Vega products are safe for you to enjoy as part of your balanced diet. Our pea protein products do not contain heavy metals in excess of safe threshold levels, and where applicable, are within regulatory thresholds, including California’s Prop 65.
What exactly is heavy metals testing?
While there is no federal mandatory testing method for detecting heavy metals in foods, certain states have enacted specific regulations regarding heavy metal content in food and consumer products. For example, California’s Prop 65 sets threshold limits for certain chemicals and heavy metals based on consumption (in mg/day). Prop 65 sets these threshold limits based on consumption in part because California acknowledges that for some chemicals, there are allowable daily levels or levels that present no significant risk.
Because testing methods are constantly evolving, our Quality Assurance team works directly with our suppliers and manufacturers to implement the most accurate testing methods. The process we are currently using to test for heavy metals lead, arsenic, mercury, and cadmium is ICP/MS (inductively coupled plasma/mass spectroscopy). This can detect heavy metals at concentrations as low as one part per quadrillion. In fact, it is one of the most powerful methods for trace element detection. Because testing methods have evolved to detect such low amounts of metals, it is possible to detect metals at levels well below regulatory thresholds and well below levels that present a risk.
You can be confident when consuming Vega products that the amount of naturally absorbed heavy metals is below any threshold level of concern.
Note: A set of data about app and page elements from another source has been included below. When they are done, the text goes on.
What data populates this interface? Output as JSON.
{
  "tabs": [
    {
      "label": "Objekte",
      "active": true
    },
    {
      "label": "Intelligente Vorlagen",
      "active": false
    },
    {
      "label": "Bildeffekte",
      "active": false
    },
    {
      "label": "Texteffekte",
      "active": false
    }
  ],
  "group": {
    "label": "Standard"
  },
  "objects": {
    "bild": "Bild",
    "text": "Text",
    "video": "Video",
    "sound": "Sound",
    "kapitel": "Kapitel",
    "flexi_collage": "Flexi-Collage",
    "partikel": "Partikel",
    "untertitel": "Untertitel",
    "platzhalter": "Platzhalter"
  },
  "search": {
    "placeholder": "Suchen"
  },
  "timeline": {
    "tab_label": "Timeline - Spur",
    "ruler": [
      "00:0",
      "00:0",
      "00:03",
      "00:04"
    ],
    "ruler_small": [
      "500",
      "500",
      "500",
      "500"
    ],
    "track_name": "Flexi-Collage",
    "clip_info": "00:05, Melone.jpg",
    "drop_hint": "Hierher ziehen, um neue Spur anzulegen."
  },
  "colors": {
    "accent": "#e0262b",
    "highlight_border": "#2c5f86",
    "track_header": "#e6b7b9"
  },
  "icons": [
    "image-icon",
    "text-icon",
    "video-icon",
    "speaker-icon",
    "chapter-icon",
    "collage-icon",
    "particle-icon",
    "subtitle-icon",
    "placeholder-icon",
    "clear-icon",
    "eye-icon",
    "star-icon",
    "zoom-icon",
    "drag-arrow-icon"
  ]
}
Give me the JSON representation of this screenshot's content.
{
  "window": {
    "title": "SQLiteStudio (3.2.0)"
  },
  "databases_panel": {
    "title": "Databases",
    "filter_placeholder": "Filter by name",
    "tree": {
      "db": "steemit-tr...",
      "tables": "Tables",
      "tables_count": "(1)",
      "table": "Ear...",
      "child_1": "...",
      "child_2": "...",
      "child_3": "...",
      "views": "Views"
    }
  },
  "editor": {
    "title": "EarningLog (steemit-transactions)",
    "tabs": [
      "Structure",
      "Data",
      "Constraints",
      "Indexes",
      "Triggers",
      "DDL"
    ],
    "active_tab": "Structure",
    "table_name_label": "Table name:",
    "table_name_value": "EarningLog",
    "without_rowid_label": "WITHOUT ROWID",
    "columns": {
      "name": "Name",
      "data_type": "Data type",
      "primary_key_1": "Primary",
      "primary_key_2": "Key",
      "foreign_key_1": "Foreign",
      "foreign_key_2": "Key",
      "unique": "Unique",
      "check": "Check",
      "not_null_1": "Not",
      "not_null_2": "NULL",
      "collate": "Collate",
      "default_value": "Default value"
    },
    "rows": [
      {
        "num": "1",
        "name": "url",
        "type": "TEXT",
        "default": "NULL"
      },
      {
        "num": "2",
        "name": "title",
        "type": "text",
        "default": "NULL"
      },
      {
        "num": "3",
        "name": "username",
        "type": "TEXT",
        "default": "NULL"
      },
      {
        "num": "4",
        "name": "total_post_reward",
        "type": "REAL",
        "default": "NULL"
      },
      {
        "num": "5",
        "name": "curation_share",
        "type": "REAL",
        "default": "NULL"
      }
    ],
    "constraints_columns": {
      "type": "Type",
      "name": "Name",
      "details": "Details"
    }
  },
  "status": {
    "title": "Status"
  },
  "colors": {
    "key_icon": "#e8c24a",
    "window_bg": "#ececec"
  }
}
How did we even get here?
Perhaps you’re reading this because you may have heard about an article on Labdoor.com, from Clean Label Project or on your favorite news site about heavy metals in food. These third-party companies usually do not release their testing methods or raw data, and do not show brand or product names if they do release raw data.
In particular, the information reported from the Clean Label Project regarding protein powders fails to present a factually accurate report supporting its conclusions regarding Vega’s products. Clean Label Project fails to recognize that Vega products are safe for consumers and in compliance with all applicable laws, including California’s Proposition 65.
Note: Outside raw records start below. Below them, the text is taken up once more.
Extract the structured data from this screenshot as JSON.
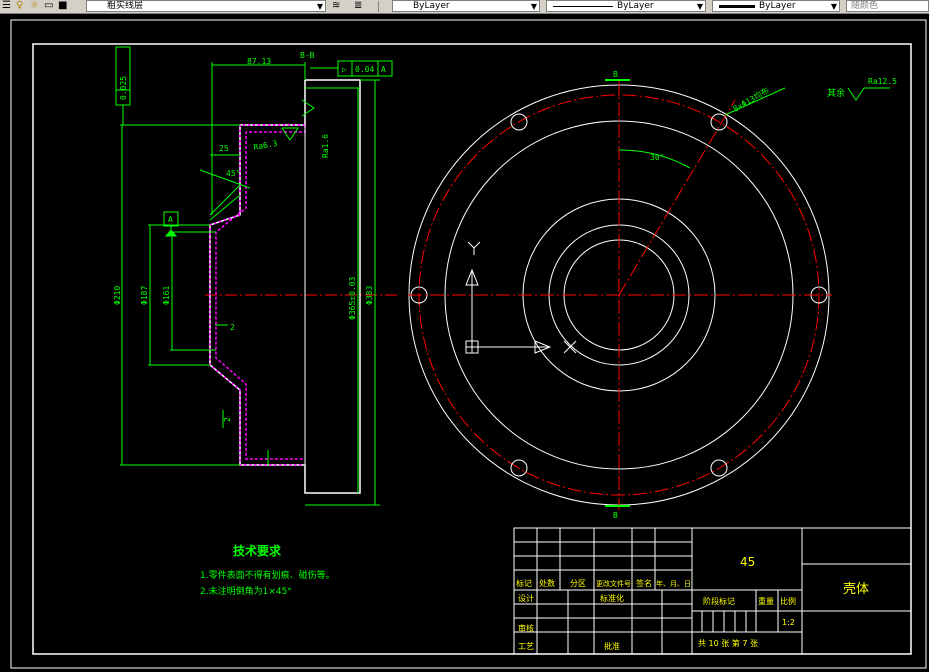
{
  "toolbar": {
    "layer_name": "粗实线层",
    "linetype_a": "ByLayer",
    "linetype_b": "ByLayer",
    "lineweight": "ByLayer",
    "color": "随颜色"
  },
  "drawing": {
    "tolerance_flatness": "0.025",
    "tolerance_box_a": "0.04",
    "datum_a": "A",
    "dim_top": "87.13",
    "section_label": "B-B",
    "roughness_1": "Ra6.3",
    "roughness_2": "Ra1.6",
    "dim_25": "25",
    "angle_45": "45°",
    "dim_2": "2",
    "dim_d210": "Φ210",
    "dim_d187": "Φ187",
    "dim_d161": "Φ161",
    "dim_d365": "Φ365±0.03",
    "dim_d383": "Φ383",
    "dim_holes": "8×Φ13均布",
    "angle_30": "30°",
    "other_surface": "其余",
    "roughness_rest": "Ra12.5",
    "ucs_y": "Y",
    "ucs_x": "X",
    "section_mark_b": "B"
  },
  "notes": {
    "title": "技术要求",
    "items": [
      "1.零件表面不得有划痕、碰伤等。",
      "2.未注明倒角为1×45°"
    ]
  },
  "title_block": {
    "material": "45",
    "part_name": "壳体",
    "header_row": [
      "标记",
      "处数",
      "分区",
      "更改文件号",
      "签名",
      "年、月、日"
    ],
    "design": "设计",
    "standardize": "标准化",
    "stage_mark": "阶段标记",
    "weight": "重量",
    "scale_label": "比例",
    "scale": "1:2",
    "review": "审核",
    "process": "工艺",
    "approve": "批准",
    "sheets": "共 10 张    第 7 张"
  },
  "colors": {
    "outline": "#ffffff",
    "dimension": "#00ff00",
    "centerline": "#ff0000",
    "hatch": "#ff00ff",
    "text_yellow": "#ffff00"
  }
}
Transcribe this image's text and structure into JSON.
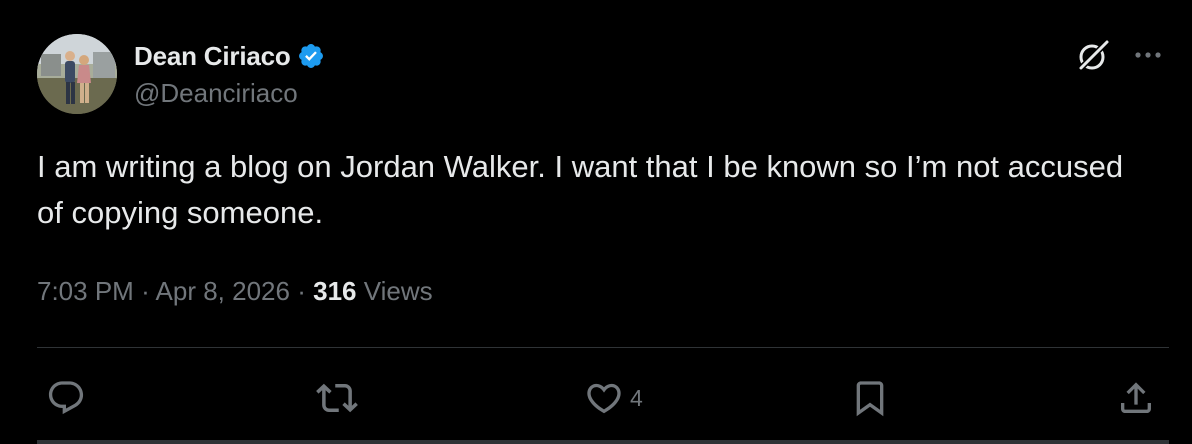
{
  "author": {
    "display_name": "Dean Ciriaco",
    "handle": "@Deanciriaco",
    "verified": true,
    "verified_color": "#1d9bf0"
  },
  "tweet": {
    "text": "I am writing a blog on Jordan Walker. I want that I be known so I’m not accused of copying someone.",
    "time": "7:03 PM",
    "separator": "·",
    "date": "Apr 8, 2026",
    "views_count": "316",
    "views_label": "Views"
  },
  "actions": {
    "reply": {
      "icon": "reply-icon",
      "count": ""
    },
    "retweet": {
      "icon": "retweet-icon",
      "count": ""
    },
    "like": {
      "icon": "heart-icon",
      "count": "4"
    },
    "bookmark": {
      "icon": "bookmark-icon",
      "count": ""
    },
    "share": {
      "icon": "share-icon",
      "count": ""
    }
  },
  "header_icons": {
    "grok": "grok-icon",
    "more": "more-icon"
  },
  "colors": {
    "background": "#000000",
    "primary_text": "#e7e9ea",
    "secondary_text": "#71767b",
    "divider": "#2f3336"
  }
}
California’s Proposition 65, governing consumer exposure to certain chemicals, expressly allows for certain safe amounts of chemicals – including heavy metals — to be present in a product. These amounts are called “safe harbor” levels, and are calculated based on a consumer’s average daily exposure level. The average daily exposure calculation is highly complex, requiring expert analysis and reliance on variables that likely were not factored into by the Clean Label Project. Applying appropriate and approved guidelines for proper, accepted scientific and statistical analysis, Vega’s products fall within California’s stringent safe harbor levels for exposure for lead, arsenic, cadmium, mercury.
What Vega is Doing Next
At Vega, we test for metals in our products, and we’re going to continue to do just that. In addition, Vega is part of a group of companies and organizations now known as the Regenerative Organic Alliance working together to develop a new standard for soil health for organic foods, which will be known as Regenerative Organic Certification. The Regenerative Organic Alliance defines the certification as a “holistic agriculture certification encompassing robust, high-bar standards for ensuring soil health and ecological land management, pasture-based animal welfare, and fairness for farmers and workers.” This certification will have a stronger emphasis on soil health than the current organic standards.
ICP/MS (inductively coupled plasma/mass spectroscopy) Microscopy